Humans have been making use of seaweed for over 45,000 years.
The whole of Providence was included on the 2021 list because of the many climate-change challenges the city faces. (Frank Carini/ecoRI News)
“We’ve been talking behind the scenes about how to infuse our preservation work with this mindset, and of course preservation is an inherently green practice, particularly with adaptive reuse of old buildings. So, this really gave us a great way to marry preservation and sustainability. It just gave us a great jumping-off point.”
Logging makes fires worse, not better. One of the most fateful management choices Congress and our federal forest agencies made in the past was to allow logging corporations free reign on public lands to take the biggest, oldest, most fire-resistant trees with them and leave behind flammable piles of slash, dense plantations of young trees and networks of logging roads that would stretch from here to the moon and halfway back. With these roads come more human-sparked fires from logging equipment, irresponsible campers, gunfire and fireworks. Ninety percent of wildland fires are human caused and this labyrinth of logging roads provides the conduit.
A flood-plain forest grows now where there used to be houses in the Watson Crampton neighborhood in Woodbridge, N.J., as seen from the air on Thursday, Dec. 5, 2019. The Heards Brook on the top meets the Woodbridge River on the left, which leads to the Atlantic Ocean. Homeowners here took buyouts through a program that purchases houses and demolishes them to remove people from danger and to help absorb water from rising sea levels due to climate change. (AP Photo/Ted Shaffrey) THE ASSOCIATED PRESS
Blue Acres has so far lined up funding to buy 1,156 properties statewide. It has made offers on nearly 1,000 homes, closed deals on more than 700, and knocked down more than 640 in flood-danger areas across New Jersey, according to Larry Hajna, a spokesman for the state Department of Environmental Protection.

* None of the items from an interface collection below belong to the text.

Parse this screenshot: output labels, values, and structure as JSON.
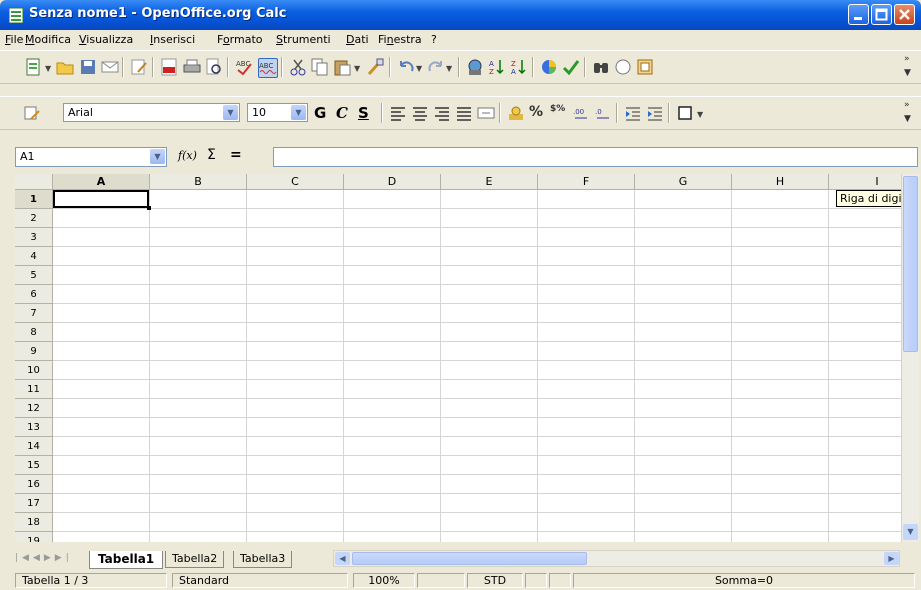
{
  "window": {
    "title": "Senza nome1 - OpenOffice.org Calc"
  },
  "menu": [
    "File",
    "Modifica",
    "Visualizza",
    "Inserisci",
    "Formato",
    "Strumenti",
    "Dati",
    "Finestra",
    "?"
  ],
  "menu_accel": [
    "F",
    "M",
    "V",
    "I",
    "o",
    "S",
    "D",
    "n",
    "?"
  ],
  "format_toolbar": {
    "font_name": "Arial",
    "font_size": "10",
    "bold": "G",
    "italic": "C",
    "underline": "S"
  },
  "formula_bar": {
    "cell_ref": "A1",
    "fx": "f(x)",
    "sum": "Σ",
    "equals": "=",
    "content": ""
  },
  "columns": [
    "A",
    "B",
    "C",
    "D",
    "E",
    "F",
    "G",
    "H",
    "I"
  ],
  "rows": [
    "1",
    "2",
    "3",
    "4",
    "5",
    "6",
    "7",
    "8",
    "9",
    "10",
    "11",
    "12",
    "13",
    "14",
    "15",
    "16",
    "17",
    "18",
    "19"
  ],
  "selected_cell": "A1",
  "tooltip": "Riga di digitazione",
  "sheet_tabs": [
    "Tabella1",
    "Tabella2",
    "Tabella3"
  ],
  "active_sheet": "Tabella1",
  "status": {
    "sheet": "Tabella 1 / 3",
    "style": "Standard",
    "zoom": "100%",
    "mode": "STD",
    "sum": "Somma=0"
  },
  "icons": {
    "app": "calc-spreadsheet-icon",
    "toolbar": [
      "new-document-icon",
      "open-folder-icon",
      "save-icon",
      "email-icon",
      "edit-file-icon",
      "export-pdf-icon",
      "print-icon",
      "page-preview-icon",
      "spellcheck-icon",
      "autospellcheck-icon",
      "cut-icon",
      "copy-icon",
      "paste-icon",
      "format-paintbrush-icon",
      "undo-icon",
      "redo-icon",
      "hyperlink-icon",
      "sort-ascending-icon",
      "sort-descending-icon",
      "chart-icon",
      "show-draw-functions-icon",
      "find-replace-icon",
      "navigator-icon",
      "gallery-icon"
    ]
  },
  "colors": {
    "title_blue": "#0a5fe0",
    "chrome": "#ece9d8",
    "grid": "#d4d4d4"
  }
}
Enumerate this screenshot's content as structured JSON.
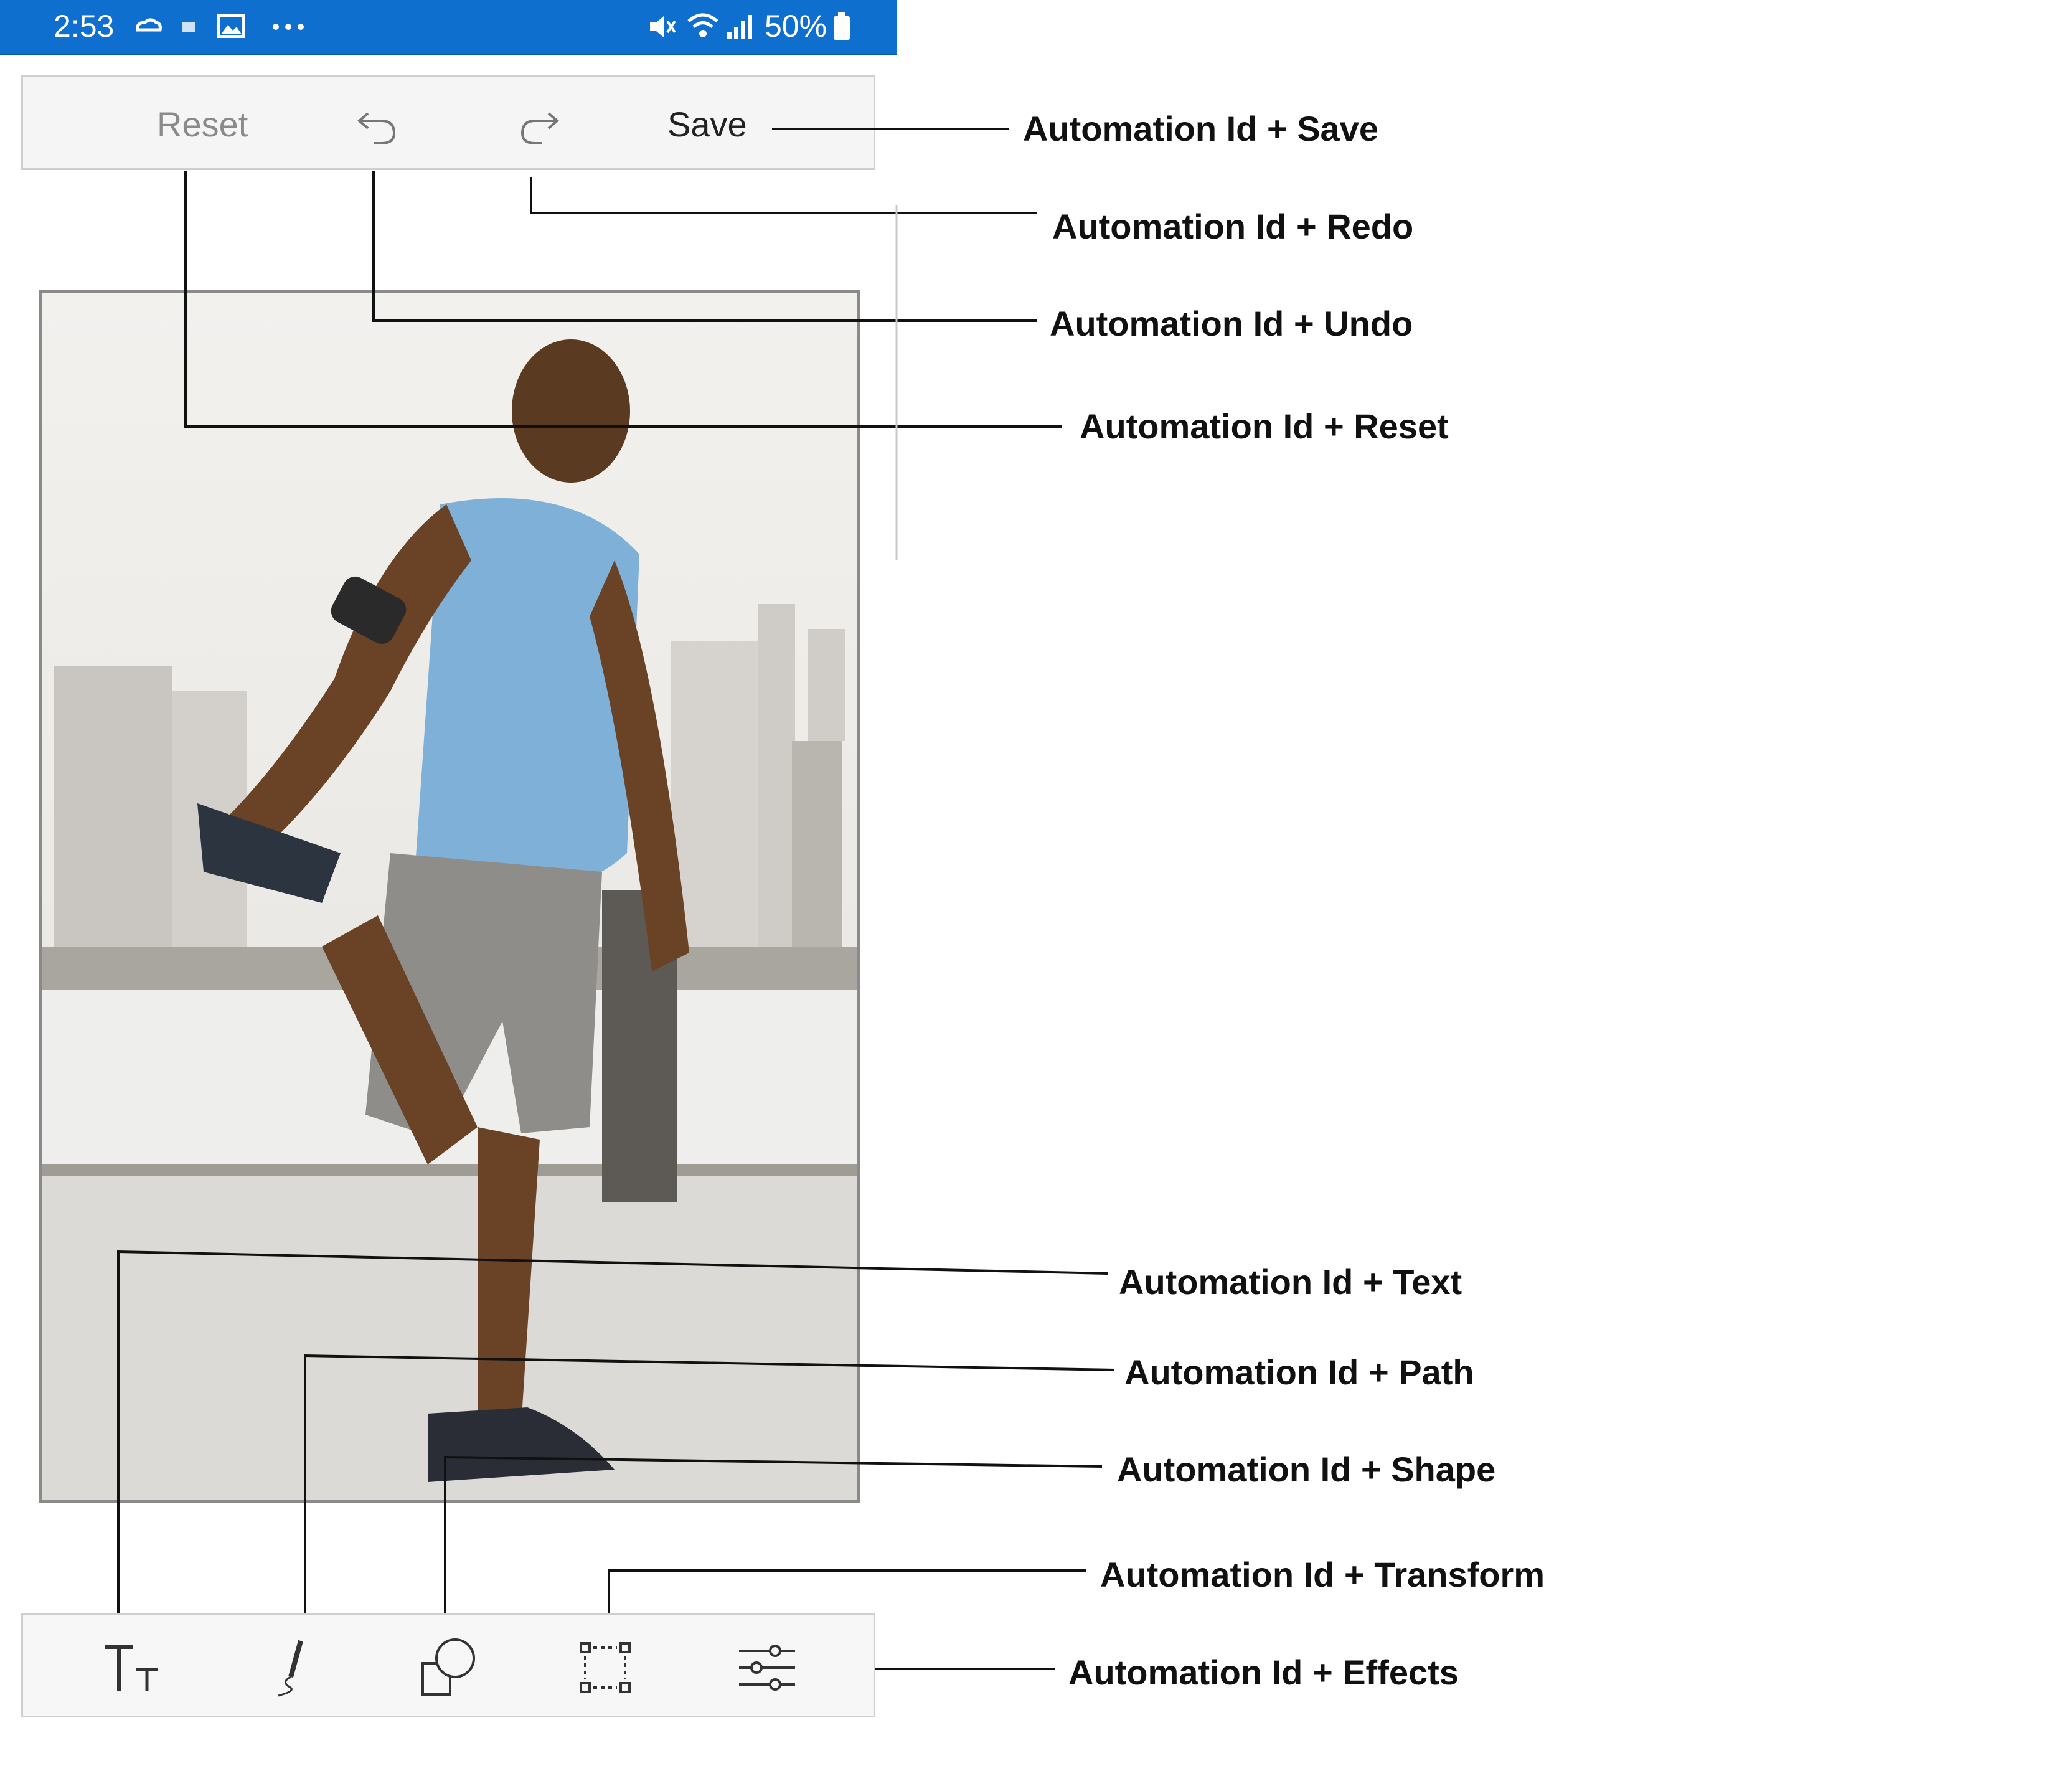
{
  "status_bar": {
    "time": "2:53",
    "icons": [
      "cloud-sync-icon",
      "dot-icon",
      "gallery-icon",
      "more-icon",
      "mute-icon",
      "wifi-icon",
      "signal-icon",
      "battery-icon"
    ],
    "battery": "50%",
    "bg_color": "#0f6fcf"
  },
  "toolbar": {
    "reset_label": "Reset",
    "undo_icon": "undo-icon",
    "redo_icon": "redo-icon",
    "save_label": "Save"
  },
  "photo": {
    "description_icon": "photo-image"
  },
  "bottom_toolbar": {
    "tools": [
      "text-icon",
      "path-pen-icon",
      "shape-icon",
      "transform-icon",
      "effects-sliders-icon"
    ]
  },
  "annotations": {
    "save": "Automation Id + Save",
    "redo": "Automation Id + Redo",
    "undo": "Automation Id + Undo",
    "reset": "Automation Id + Reset",
    "text": "Automation Id + Text",
    "path": "Automation Id + Path",
    "shape": "Automation Id + Shape",
    "transform": "Automation Id + Transform",
    "effects": "Automation Id + Effects"
  }
}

Scott L. Miley | CNHI News Indiana Jonathan Spodek, director of the Ball State University graduate program in historic preservation, believes historic structures, including landmark courthouses and government buildings, can often be refitted for reuse, and not demolished as a first option.
“Even a highly-efficient new green building over its lifespan will use more energy and create more greenhouse gas issues than a rehabbed building of the same size. It will take 80 years for that debt to be recovered,” Lindberg said.He added, “We certainly don’t have 80 years to start making a difference. So the smartest thing we can do is to hang on to the buildings we can, serve those and make them more energy efficient.”
At the same time, roughly one billion square feet of buildings are demolished and replaced every year in the United States. According to an analysis by the Brookings Institution, the country is in the midst of demolishing and replacing 82 billion square feet of existing space — nearly a quarter of the existing building stock — by 2030.
That is an astonishing amount of waste. In fact, the energy used to demolish and rebuild that much space could power the entire state of California for a decade! According to a formula produced for the Advisory Council on Historic Preservation, about 80 billion British thermal units (Btus) of energy are embodied in a typical 50,000-square-foot commercial building.
Building Research Establishment Trust is working on several research projects focused on mitigation and resilience to climate change
Another research project last year also looked at the impacts of deconstruction – or, essentially, demolishing buildings – on the circular economy, as “effectively dealing with buildings at the end of their life has the potential to unlock significant economic value”, according to the Trust. Construction and the built environment is the single biggest user of materials and generator of waste in the UK economy, but the value that can be extracted from deconstruction is very much dependent on how buildings have been designed and built.
The good news is that if you’re a child in southwestern Kazakhstan or northern Uzbekistan, you have access to a creepy, apocalyptic playground that your parents never did. The dry wasteland where the Aral Sea once teemed with fish is now scattered with abandoned cargo vessels and derelict ship wreckage. And boy, are they fun for a game of hide-and-go-seek.
While it’s true that the “3Rs” have become a catalyzing movement of our times, the “reuse” part of this waste management trilogy is often overlooked. Thanks to ReuseConex, the International Reuse Conference & Expo, this is about to change!
If you work with a local reuse organization, if you shop at thrift stores or online resellers, if you buy or sell reusables, if you’re interested in green-collar jobs, and if you’re concerned about climate change – then join us for ReuseConex!
The theme for ReuseConex 2014 is Innovate. Transform. Sustain. — and we hope you’ll join us while we explore new methods and replicable models to make reuse work for your community. At ReuseConex you will find out more about the “triple bottom line” benefits of reuse, learn from and share best practices, and network with leaders in the reuse industry. Join us!
But is it good for the environment? Lots of people think so, including architect Carl Elefante, who coined the wonderful phrase, “the greenest building is one that is already built,” because you don’t have to use environmental resources in constructing its replacement.
Read the rest of the article at The green dividend from reusing older buildings | Kaid Benfield’s Blog | Switchboard, from NRDC.